EXERCISE DESCRIPTION: Retype each record below word for word, pictures excluded.

(Dataset rows describing interfaces)
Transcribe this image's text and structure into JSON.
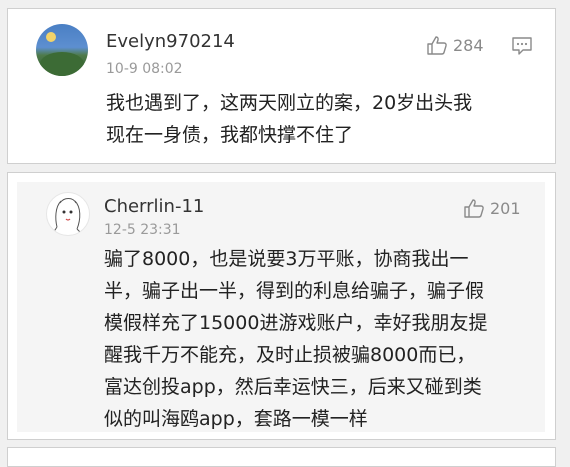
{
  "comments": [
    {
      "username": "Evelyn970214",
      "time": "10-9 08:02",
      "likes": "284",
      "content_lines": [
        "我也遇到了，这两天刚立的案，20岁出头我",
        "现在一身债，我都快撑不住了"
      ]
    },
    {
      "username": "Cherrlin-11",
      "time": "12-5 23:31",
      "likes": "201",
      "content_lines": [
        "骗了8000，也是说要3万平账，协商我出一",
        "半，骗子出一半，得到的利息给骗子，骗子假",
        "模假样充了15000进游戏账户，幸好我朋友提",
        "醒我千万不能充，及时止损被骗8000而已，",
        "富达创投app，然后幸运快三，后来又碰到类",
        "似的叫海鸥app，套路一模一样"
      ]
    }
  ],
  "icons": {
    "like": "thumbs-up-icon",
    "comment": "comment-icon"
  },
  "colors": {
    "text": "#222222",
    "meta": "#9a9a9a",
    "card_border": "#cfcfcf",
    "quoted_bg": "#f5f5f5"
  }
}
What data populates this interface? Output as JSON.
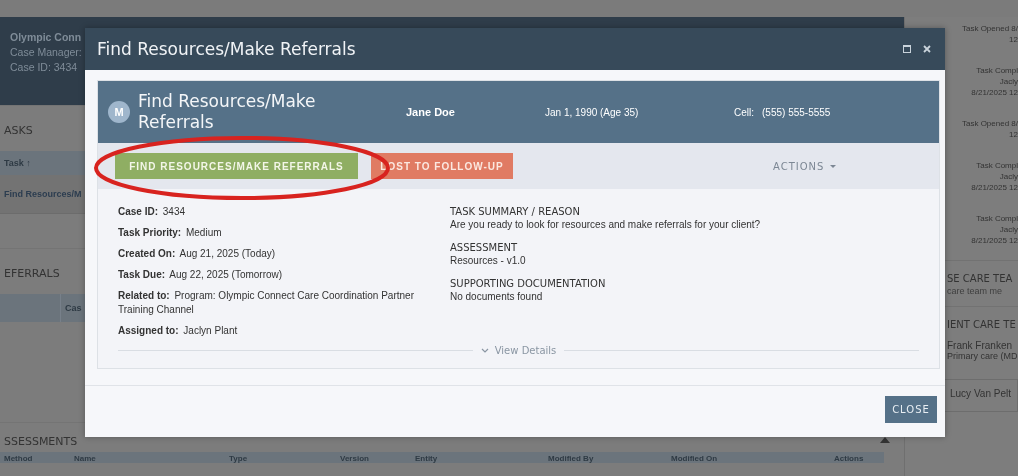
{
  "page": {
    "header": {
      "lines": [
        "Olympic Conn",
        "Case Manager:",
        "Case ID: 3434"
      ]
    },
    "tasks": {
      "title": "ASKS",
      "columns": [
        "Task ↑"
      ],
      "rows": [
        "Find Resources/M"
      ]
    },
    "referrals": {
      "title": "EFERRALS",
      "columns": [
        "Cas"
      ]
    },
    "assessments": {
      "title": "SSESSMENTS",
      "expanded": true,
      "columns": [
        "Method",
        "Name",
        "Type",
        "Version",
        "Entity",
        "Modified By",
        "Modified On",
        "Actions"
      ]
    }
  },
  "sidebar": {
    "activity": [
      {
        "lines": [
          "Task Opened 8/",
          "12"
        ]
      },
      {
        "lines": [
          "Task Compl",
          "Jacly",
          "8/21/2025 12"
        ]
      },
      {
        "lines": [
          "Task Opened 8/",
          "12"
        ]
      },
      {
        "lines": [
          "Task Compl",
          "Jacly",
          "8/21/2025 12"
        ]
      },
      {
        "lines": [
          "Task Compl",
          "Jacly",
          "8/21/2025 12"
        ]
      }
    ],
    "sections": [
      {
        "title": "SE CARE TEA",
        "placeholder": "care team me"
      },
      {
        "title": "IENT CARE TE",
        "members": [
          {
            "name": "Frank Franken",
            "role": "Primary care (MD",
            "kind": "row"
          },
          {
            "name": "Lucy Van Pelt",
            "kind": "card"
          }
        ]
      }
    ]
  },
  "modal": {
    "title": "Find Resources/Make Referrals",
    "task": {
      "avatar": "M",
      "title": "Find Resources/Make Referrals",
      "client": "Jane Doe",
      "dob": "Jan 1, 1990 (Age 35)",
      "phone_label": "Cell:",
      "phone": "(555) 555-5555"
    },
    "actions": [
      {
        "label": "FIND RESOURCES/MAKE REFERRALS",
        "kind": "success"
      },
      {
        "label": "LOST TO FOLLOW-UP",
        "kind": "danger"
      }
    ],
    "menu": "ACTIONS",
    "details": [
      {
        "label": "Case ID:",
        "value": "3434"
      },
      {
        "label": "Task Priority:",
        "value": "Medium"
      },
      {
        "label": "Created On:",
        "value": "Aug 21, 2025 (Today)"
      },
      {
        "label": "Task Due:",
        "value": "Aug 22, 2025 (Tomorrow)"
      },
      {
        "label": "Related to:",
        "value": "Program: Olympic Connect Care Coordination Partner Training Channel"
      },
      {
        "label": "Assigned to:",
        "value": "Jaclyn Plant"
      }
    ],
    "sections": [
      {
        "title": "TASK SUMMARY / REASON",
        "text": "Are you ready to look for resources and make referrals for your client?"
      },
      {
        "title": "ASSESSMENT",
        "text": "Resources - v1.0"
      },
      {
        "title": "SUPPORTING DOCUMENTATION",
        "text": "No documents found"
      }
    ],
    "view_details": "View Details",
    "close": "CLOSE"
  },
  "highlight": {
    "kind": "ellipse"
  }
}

TASK OUTPUT:
Transcribe this image's text and structure into JSON.
{
  "comments": [
    {
      "username": "Evelyn970214",
      "time": "10-9 08:02",
      "likes": "284",
      "content_lines": [
        "我也遇到了，这两天刚立的案，20岁出头我",
        "现在一身债，我都快撑不住了"
      ]
    },
    {
      "username": "Cherrlin-11",
      "time": "12-5 23:31",
      "likes": "201",
      "content_lines": [
        "骗了8000，也是说要3万平账，协商我出一",
        "半，骗子出一半，得到的利息给骗子，骗子假",
        "模假样充了15000进游戏账户，幸好我朋友提",
        "醒我千万不能充，及时止损被骗8000而已，",
        "富达创投app，然后幸运快三，后来又碰到类",
        "似的叫海鸥app，套路一模一样"
      ]
    }
  ],
  "icons": {
    "like": "thumbs-up-icon",
    "comment": "comment-icon"
  },
  "colors": {
    "text": "#222222",
    "meta": "#9a9a9a",
    "card_border": "#cfcfcf",
    "quoted_bg": "#f5f5f5"
  }
}
What data populates this interface? Output as JSON.
{
  "page": {
    "header": {
      "lines": [
        "Olympic Conn",
        "Case Manager:",
        "Case ID: 3434"
      ]
    },
    "tasks": {
      "title": "ASKS",
      "columns": [
        "Task ↑"
      ],
      "rows": [
        "Find Resources/M"
      ]
    },
    "referrals": {
      "title": "EFERRALS",
      "columns": [
        "Cas"
      ]
    },
    "assessments": {
      "title": "SSESSMENTS",
      "expanded": true,
      "columns": [
        "Method",
        "Name",
        "Type",
        "Version",
        "Entity",
        "Modified By",
        "Modified On",
        "Actions"
      ]
    }
  },
  "sidebar": {
    "activity": [
      {
        "lines": [
          "Task Opened 8/",
          "12"
        ]
      },
      {
        "lines": [
          "Task Compl",
          "Jacly",
          "8/21/2025 12"
        ]
      },
      {
        "lines": [
          "Task Opened 8/",
          "12"
        ]
      },
      {
        "lines": [
          "Task Compl",
          "Jacly",
          "8/21/2025 12"
        ]
      },
      {
        "lines": [
          "Task Compl",
          "Jacly",
          "8/21/2025 12"
        ]
      }
    ],
    "sections": [
      {
        "title": "SE CARE TEA",
        "placeholder": "care team me"
      },
      {
        "title": "IENT CARE TE",
        "members": [
          {
            "name": "Frank Franken",
            "role": "Primary care (MD",
            "kind": "row"
          },
          {
            "name": "Lucy Van Pelt",
            "kind": "card"
          }
        ]
      }
    ]
  },
  "modal": {
    "title": "Find Resources/Make Referrals",
    "task": {
      "avatar": "M",
      "title": "Find Resources/Make Referrals",
      "client": "Jane Doe",
      "dob": "Jan 1, 1990 (Age 35)",
      "phone_label": "Cell:",
      "phone": "(555) 555-5555"
    },
    "actions": [
      {
        "label": "FIND RESOURCES/MAKE REFERRALS",
        "kind": "success"
      },
      {
        "label": "LOST TO FOLLOW-UP",
        "kind": "danger"
      }
    ],
    "menu": "ACTIONS",
    "details": [
      {
        "label": "Case ID:",
        "value": "3434"
      },
      {
        "label": "Task Priority:",
        "value": "Medium"
      },
      {
        "label": "Created On:",
        "value": "Aug 21, 2025 (Today)"
      },
      {
        "label": "Task Due:",
        "value": "Aug 22, 2025 (Tomorrow)"
      },
      {
        "label": "Related to:",
        "value": "Program: Olympic Connect Care Coordination Partner Training Channel"
      },
      {
        "label": "Assigned to:",
        "value": "Jaclyn Plant"
      }
    ],
    "sections": [
      {
        "title": "TASK SUMMARY / REASON",
        "text": "Are you ready to look for resources and make referrals for your client?"
      },
      {
        "title": "ASSESSMENT",
        "text": "Resources - v1.0"
      },
      {
        "title": "SUPPORTING DOCUMENTATION",
        "text": "No documents found"
      }
    ],
    "view_details": "View Details",
    "close": "CLOSE"
  },
  "highlight": {
    "kind": "ellipse"
  }
}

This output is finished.